▸ ABOUT THIS TASK:
I would like you to restate each record word for word.

▸ GIVEN ENTRIES:
┌──
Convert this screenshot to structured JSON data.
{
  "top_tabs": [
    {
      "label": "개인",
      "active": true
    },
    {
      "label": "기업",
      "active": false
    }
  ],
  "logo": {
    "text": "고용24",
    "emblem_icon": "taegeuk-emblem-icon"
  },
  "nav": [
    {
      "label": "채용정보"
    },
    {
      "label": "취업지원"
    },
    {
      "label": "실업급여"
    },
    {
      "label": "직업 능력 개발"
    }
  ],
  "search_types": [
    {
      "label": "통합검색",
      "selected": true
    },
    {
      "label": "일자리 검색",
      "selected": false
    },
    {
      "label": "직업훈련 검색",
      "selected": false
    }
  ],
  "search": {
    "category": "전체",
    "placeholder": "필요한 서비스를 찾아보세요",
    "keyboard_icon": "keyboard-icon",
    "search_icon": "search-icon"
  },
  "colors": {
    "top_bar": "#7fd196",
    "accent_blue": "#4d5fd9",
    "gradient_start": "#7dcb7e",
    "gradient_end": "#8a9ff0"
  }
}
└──
▸ REPLY:
Convert this screenshot to structured JSON data.
{
  "top_tabs": [
    {
      "label": "개인",
      "active": true
    },
    {
      "label": "기업",
      "active": false
    }
  ],
  "logo": {
    "text": "고용24",
    "emblem_icon": "taegeuk-emblem-icon"
  },
  "nav": [
    {
      "label": "채용정보"
    },
    {
      "label": "취업지원"
    },
    {
      "label": "실업급여"
    },
    {
      "label": "직업 능력 개발"
    }
  ],
  "search_types": [
    {
      "label": "통합검색",
      "selected": true
    },
    {
      "label": "일자리 검색",
      "selected": false
    },
    {
      "label": "직업훈련 검색",
      "selected": false
    }
  ],
  "search": {
    "category": "전체",
    "placeholder": "필요한 서비스를 찾아보세요",
    "keyboard_icon": "keyboard-icon",
    "search_icon": "search-icon"
  },
  "colors": {
    "top_bar": "#7fd196",
    "accent_blue": "#4d5fd9",
    "gradient_start": "#7dcb7e",
    "gradient_end": "#8a9ff0"
  }
}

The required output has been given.